• What to do:
Exact reproduction of all the data is required, with pictures excluded.

• Records for processing:
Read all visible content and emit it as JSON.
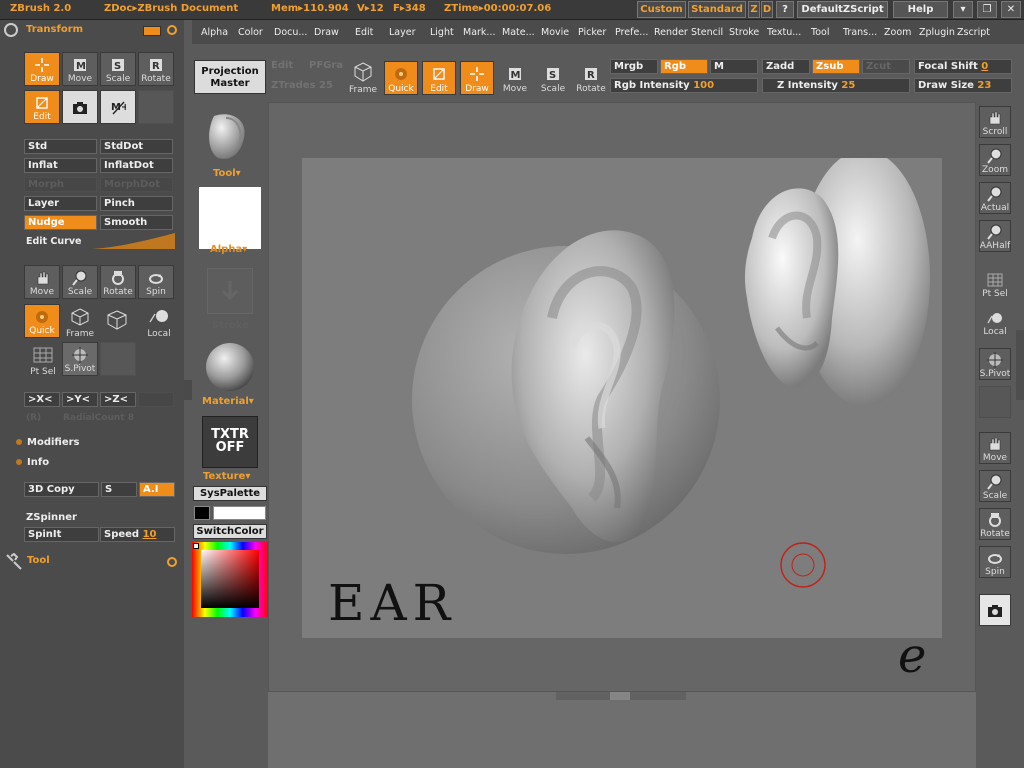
{
  "titlebar": {
    "app": "ZBrush 2.0",
    "document": "ZDoc▸ZBrush Document",
    "mem": "Mem▸110.904",
    "verts": "V▸12",
    "faces": "F▸348",
    "ztime": "ZTime▸00:00:07.06",
    "custom": "Custom",
    "standard": "Standard",
    "z": "Z",
    "d": "D",
    "q": "?",
    "zscript": "DefaultZScript",
    "help": "Help"
  },
  "menu": [
    "Alpha",
    "Color",
    "Docu...",
    "Draw",
    "Edit",
    "Layer",
    "Light",
    "Mark...",
    "Mate...",
    "Movie",
    "Picker",
    "Prefe...",
    "Render",
    "Stencil",
    "Stroke",
    "Textu...",
    "Tool",
    "Trans...",
    "Zoom",
    "Zplugin",
    "Zscript"
  ],
  "left": {
    "palette_title": "Transform",
    "tools_row1": [
      "Draw",
      "Move",
      "Scale",
      "Rotate"
    ],
    "edit": "Edit",
    "brushes": [
      "Std",
      "StdDot",
      "Inflat",
      "InflatDot",
      "Morph",
      "MorphDot",
      "Layer",
      "Pinch",
      "Nudge",
      "Smooth"
    ],
    "edit_curve": "Edit Curve",
    "nav": [
      "Move",
      "Scale",
      "Rotate",
      "Spin"
    ],
    "quick": "Quick",
    "frame": "Frame",
    "local": "Local",
    "ptsel": "Pt Sel",
    "spivot": "S.Pivot",
    "sym": [
      ">X<",
      ">Y<",
      ">Z<"
    ],
    "sym_r": "(R)",
    "radialcount": "RadialCount 8",
    "modifiers": "Modifiers",
    "info": "Info",
    "copy3d": "3D Copy",
    "s": "S",
    "ai": "A.I",
    "zspinner": "ZSpinner",
    "spinit": "SpinIt",
    "speed_label": "Speed",
    "speed_value": "10",
    "tool": "Tool"
  },
  "mid": {
    "projection": "Projection Master",
    "tool_label": "Tool",
    "alpha_label": "Alpha",
    "stroke_label": "Stroke",
    "material_label": "Material",
    "txtr_line1": "TXTR",
    "txtr_line2": "OFF",
    "texture_label": "Texture",
    "syspalette": "SysPalette",
    "switchcolor": "SwitchColor"
  },
  "toolbar": {
    "edit_ghost": "Edit",
    "pfgra": "PFGra",
    "ztrades": "ZTrades 25",
    "frame": "Frame",
    "quick": "Quick",
    "edit": "Edit",
    "draw": "Draw",
    "move": "Move",
    "scale": "Scale",
    "rotate": "Rotate",
    "mrgb": "Mrgb",
    "rgb": "Rgb",
    "m": "M",
    "rgb_intensity": "Rgb Intensity",
    "rgb_intensity_value": "100",
    "zadd": "Zadd",
    "zsub": "Zsub",
    "zcut": "Zcut",
    "z_intensity": "Z Intensity",
    "z_intensity_value": "25",
    "focal_shift": "Focal Shift",
    "focal_shift_value": "0",
    "draw_size": "Draw Size",
    "draw_size_value": "23"
  },
  "right": [
    "Scroll",
    "Zoom",
    "Actual",
    "AAHalf",
    "Pt Sel",
    "Local",
    "S.Pivot",
    "Move",
    "Scale",
    "Rotate",
    "Spin"
  ],
  "canvas": {
    "text": "EAR",
    "signature": "e"
  },
  "colors": {
    "accent": "#f08c1a",
    "panel": "#4b4b4b",
    "canvas_bg": "#7d7d7d"
  }
}
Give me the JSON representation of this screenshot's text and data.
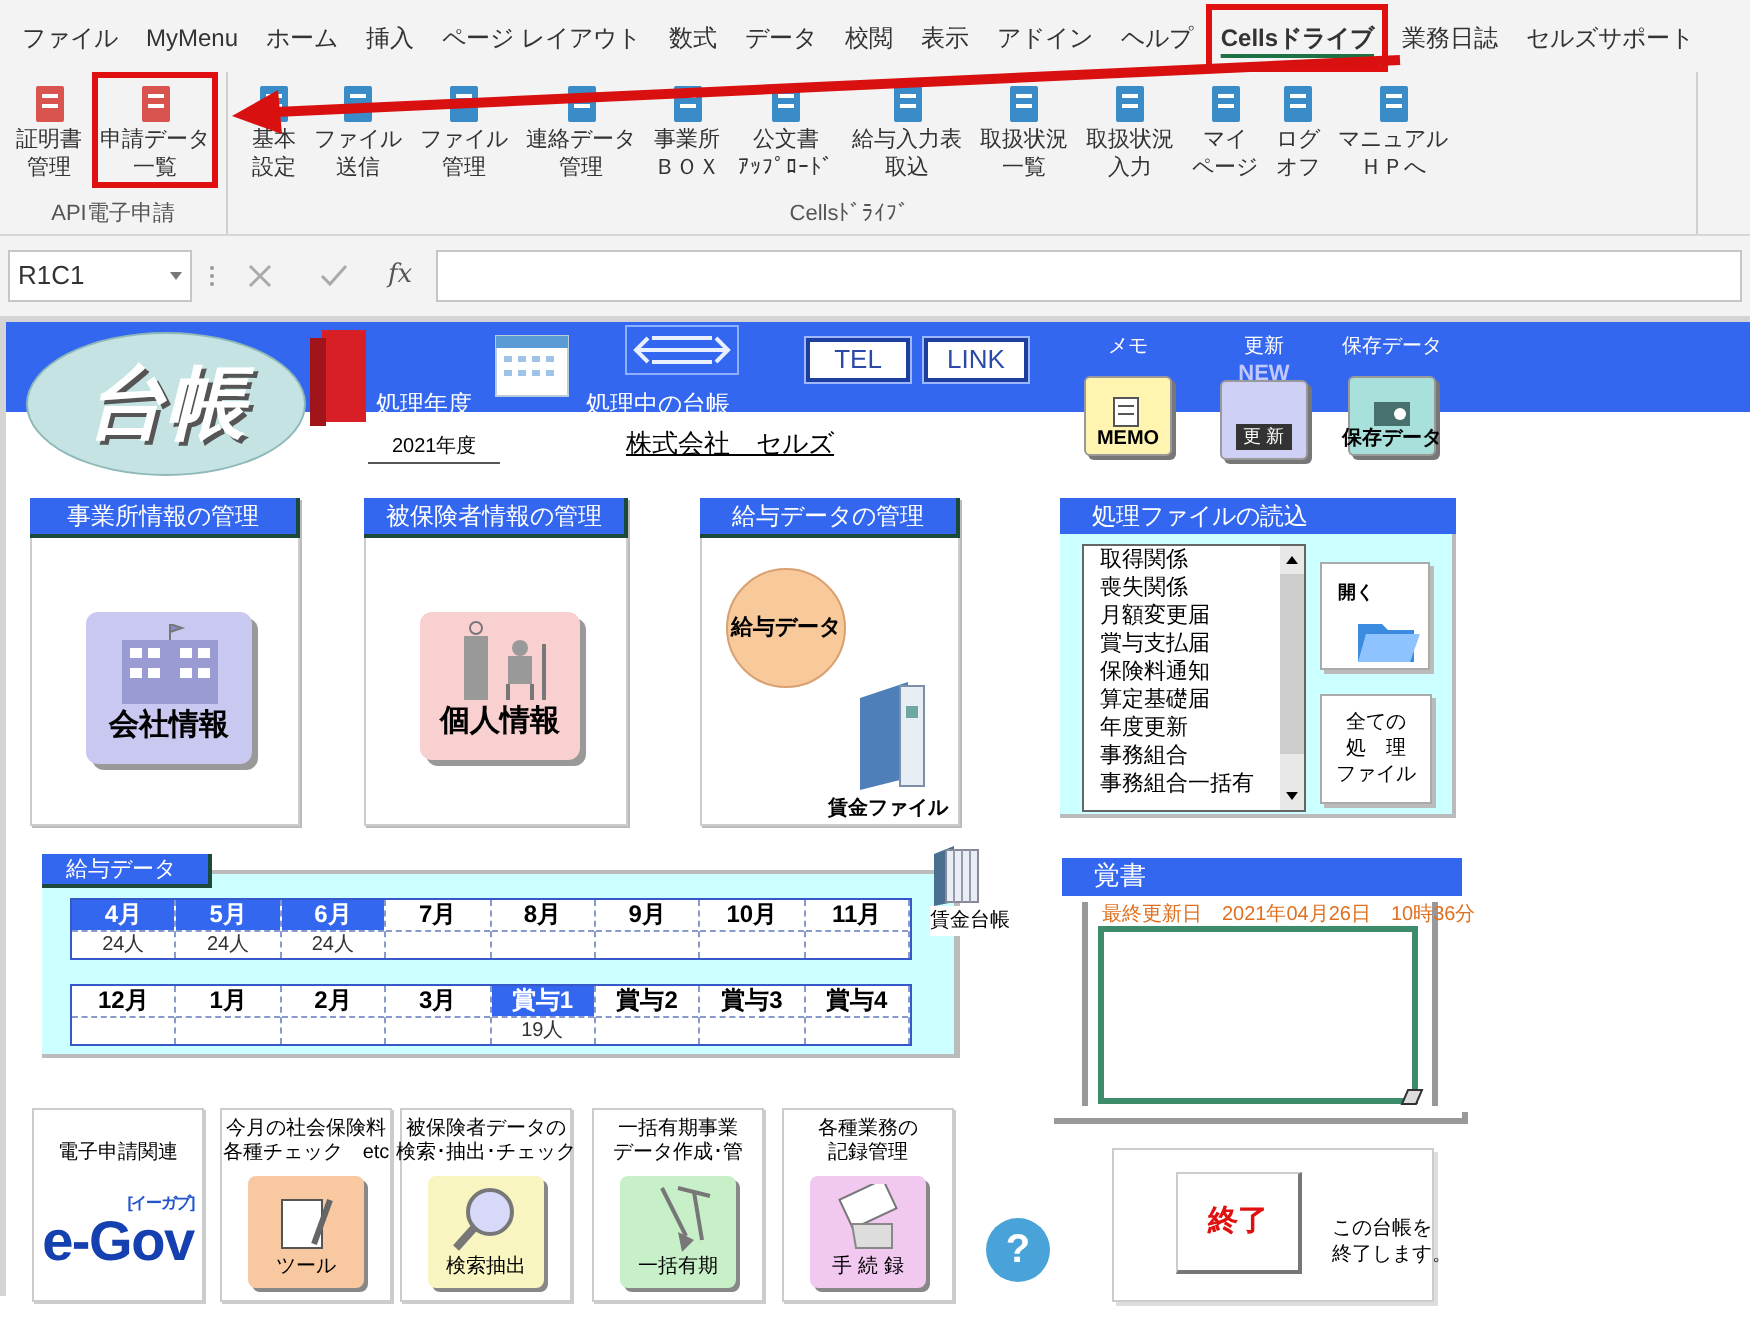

• Solution to this exercise:
Read all visible content and emit it as JSON.
{
  "titlebar": {
    "app": "ZBrush 2.0",
    "document": "ZDoc▸ZBrush Document",
    "mem": "Mem▸110.904",
    "verts": "V▸12",
    "faces": "F▸348",
    "ztime": "ZTime▸00:00:07.06",
    "custom": "Custom",
    "standard": "Standard",
    "z": "Z",
    "d": "D",
    "q": "?",
    "zscript": "DefaultZScript",
    "help": "Help"
  },
  "menu": [
    "Alpha",
    "Color",
    "Docu...",
    "Draw",
    "Edit",
    "Layer",
    "Light",
    "Mark...",
    "Mate...",
    "Movie",
    "Picker",
    "Prefe...",
    "Render",
    "Stencil",
    "Stroke",
    "Textu...",
    "Tool",
    "Trans...",
    "Zoom",
    "Zplugin",
    "Zscript"
  ],
  "left": {
    "palette_title": "Transform",
    "tools_row1": [
      "Draw",
      "Move",
      "Scale",
      "Rotate"
    ],
    "edit": "Edit",
    "brushes": [
      "Std",
      "StdDot",
      "Inflat",
      "InflatDot",
      "Morph",
      "MorphDot",
      "Layer",
      "Pinch",
      "Nudge",
      "Smooth"
    ],
    "edit_curve": "Edit Curve",
    "nav": [
      "Move",
      "Scale",
      "Rotate",
      "Spin"
    ],
    "quick": "Quick",
    "frame": "Frame",
    "local": "Local",
    "ptsel": "Pt Sel",
    "spivot": "S.Pivot",
    "sym": [
      ">X<",
      ">Y<",
      ">Z<"
    ],
    "sym_r": "(R)",
    "radialcount": "RadialCount 8",
    "modifiers": "Modifiers",
    "info": "Info",
    "copy3d": "3D Copy",
    "s": "S",
    "ai": "A.I",
    "zspinner": "ZSpinner",
    "spinit": "SpinIt",
    "speed_label": "Speed",
    "speed_value": "10",
    "tool": "Tool"
  },
  "mid": {
    "projection": "Projection Master",
    "tool_label": "Tool",
    "alpha_label": "Alpha",
    "stroke_label": "Stroke",
    "material_label": "Material",
    "txtr_line1": "TXTR",
    "txtr_line2": "OFF",
    "texture_label": "Texture",
    "syspalette": "SysPalette",
    "switchcolor": "SwitchColor"
  },
  "toolbar": {
    "edit_ghost": "Edit",
    "pfgra": "PFGra",
    "ztrades": "ZTrades 25",
    "frame": "Frame",
    "quick": "Quick",
    "edit": "Edit",
    "draw": "Draw",
    "move": "Move",
    "scale": "Scale",
    "rotate": "Rotate",
    "mrgb": "Mrgb",
    "rgb": "Rgb",
    "m": "M",
    "rgb_intensity": "Rgb Intensity",
    "rgb_intensity_value": "100",
    "zadd": "Zadd",
    "zsub": "Zsub",
    "zcut": "Zcut",
    "z_intensity": "Z Intensity",
    "z_intensity_value": "25",
    "focal_shift": "Focal Shift",
    "focal_shift_value": "0",
    "draw_size": "Draw Size",
    "draw_size_value": "23"
  },
  "right": [
    "Scroll",
    "Zoom",
    "Actual",
    "AAHalf",
    "Pt Sel",
    "Local",
    "S.Pivot",
    "Move",
    "Scale",
    "Rotate",
    "Spin"
  ],
  "canvas": {
    "text": "EAR",
    "signature": "e"
  },
  "colors": {
    "accent": "#f08c1a",
    "panel": "#4b4b4b",
    "canvas_bg": "#7d7d7d"
  }
}
Give me the JSON representation of this screenshot's text and data.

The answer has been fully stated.